Continue reading “District wise Winter 2021 Rainfall in India”
Guest Article by Dr. Sreeja KG and Dr. Madhusoodhanan CG
January 6, 2021– An unexpected turn of the weather in the afternoon. Rain clouds gathered from the east and a sudden downpour that lasted through the evening. Heady smells of slaked earth and a welcome respite to the day’s heat. The joy of the surprise shower overshadowed by the worry of harvested paddy in gunny sacks stacked on the field bunds. The paddy which had dried to the satisfaction of the procurement agency’s rigorous moisture tests, is now again wet. Drying it will be an added, unforeseen expense.
Continue reading “Paddy farming in times of climate change – field notes”

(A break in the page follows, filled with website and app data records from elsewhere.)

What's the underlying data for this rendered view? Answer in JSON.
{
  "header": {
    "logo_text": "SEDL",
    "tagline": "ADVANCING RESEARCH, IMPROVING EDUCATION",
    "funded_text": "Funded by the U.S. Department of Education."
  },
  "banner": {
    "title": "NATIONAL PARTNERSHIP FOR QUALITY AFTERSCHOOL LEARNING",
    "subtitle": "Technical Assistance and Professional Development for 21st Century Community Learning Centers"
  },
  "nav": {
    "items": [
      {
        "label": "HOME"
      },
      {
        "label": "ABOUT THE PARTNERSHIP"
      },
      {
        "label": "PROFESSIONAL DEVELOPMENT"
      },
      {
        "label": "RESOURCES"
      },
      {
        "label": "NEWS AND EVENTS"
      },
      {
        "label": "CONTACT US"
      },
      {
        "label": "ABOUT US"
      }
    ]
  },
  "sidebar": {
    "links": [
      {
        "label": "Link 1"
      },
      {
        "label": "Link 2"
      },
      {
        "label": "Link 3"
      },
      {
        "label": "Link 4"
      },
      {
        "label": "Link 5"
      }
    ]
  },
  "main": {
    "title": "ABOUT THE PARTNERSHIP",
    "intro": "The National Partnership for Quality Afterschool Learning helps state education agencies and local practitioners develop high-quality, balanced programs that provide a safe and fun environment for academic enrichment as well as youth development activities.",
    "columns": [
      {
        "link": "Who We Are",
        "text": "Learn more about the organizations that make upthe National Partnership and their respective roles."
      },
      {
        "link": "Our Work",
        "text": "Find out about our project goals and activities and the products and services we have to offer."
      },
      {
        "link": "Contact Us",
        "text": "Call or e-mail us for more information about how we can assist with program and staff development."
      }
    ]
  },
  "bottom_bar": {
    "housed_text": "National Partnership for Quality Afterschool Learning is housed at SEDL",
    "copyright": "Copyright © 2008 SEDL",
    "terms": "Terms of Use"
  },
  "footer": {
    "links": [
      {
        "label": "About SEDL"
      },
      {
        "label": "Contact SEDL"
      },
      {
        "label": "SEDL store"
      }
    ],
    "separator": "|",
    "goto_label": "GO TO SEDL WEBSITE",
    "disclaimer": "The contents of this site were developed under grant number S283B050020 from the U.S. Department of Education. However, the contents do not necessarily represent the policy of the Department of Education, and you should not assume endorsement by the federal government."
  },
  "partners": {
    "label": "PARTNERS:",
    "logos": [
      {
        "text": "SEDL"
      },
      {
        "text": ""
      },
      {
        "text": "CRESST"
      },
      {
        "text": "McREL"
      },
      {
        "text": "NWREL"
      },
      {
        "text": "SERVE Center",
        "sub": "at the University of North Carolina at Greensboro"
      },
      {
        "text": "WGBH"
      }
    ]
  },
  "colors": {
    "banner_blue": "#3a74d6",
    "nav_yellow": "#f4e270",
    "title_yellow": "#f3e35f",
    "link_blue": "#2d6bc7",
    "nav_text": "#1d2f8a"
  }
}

According to India Meteorological Department (IMD), during the just concluded Post Monsoon Rainfall for 2020, that included rainfall during Oct-Dec months, India received 124.6 mm rainfall, 0.64% above the normal rainfall of 123.8 mm during the period. As per IMD[i] definition, the rainfall was thus normal.
This three-month period from Oct 1, to Dec 31 includes the North East Monsoon that mainly affects parts of South India including Tamil Nadu, Puducherry, Rayalseema, parts of Karnataka and Kerala. IMD declared on Jan 1, 2021 that the of NE Monsoon ended on Dec 31, 2020 with normal overall rainfall: TN had 6% above normal, Karnatak 13% above normal, Puducherry 32% above normal, Andhra Pradesh 33% above normal. However, Lakshadweep had 9% below normal and Kerala 26% below normal. This monsoon provides 48% of the annual rainfall of TN so it is most imp for that state.
The rainfall revived only towards the end of November, mainly due to two consecutive cyclones — Nivar and Burevi — both of which developed in the Bay of Bengal. While Cyclone Nivar crossed the coast close to Karaikal near Puducherry and brought heavy showers for the east and coastal districts of Tamil Nadu, Cyclone Burevi weakened before it reached land.
Continue reading “Post Monsoon 2020: State wise Rainfall”
One of the central themes of the lively presentations and discussion at the South India Sand Mining Dialogue was that the grain of sand is a habitat for so many lives, as so brilliantly put forward by Munmun Dhalaria, one of the panelists. Another key highlight was that Yogeshwaran, the lawyer painfully noted that sand mining laws are neither environment friendly nor people friendly and can be environment friendly only if they are people friendly.
Continue reading “South Zone Sand Mining Dialogue: The grain of sand is habitat for many lives”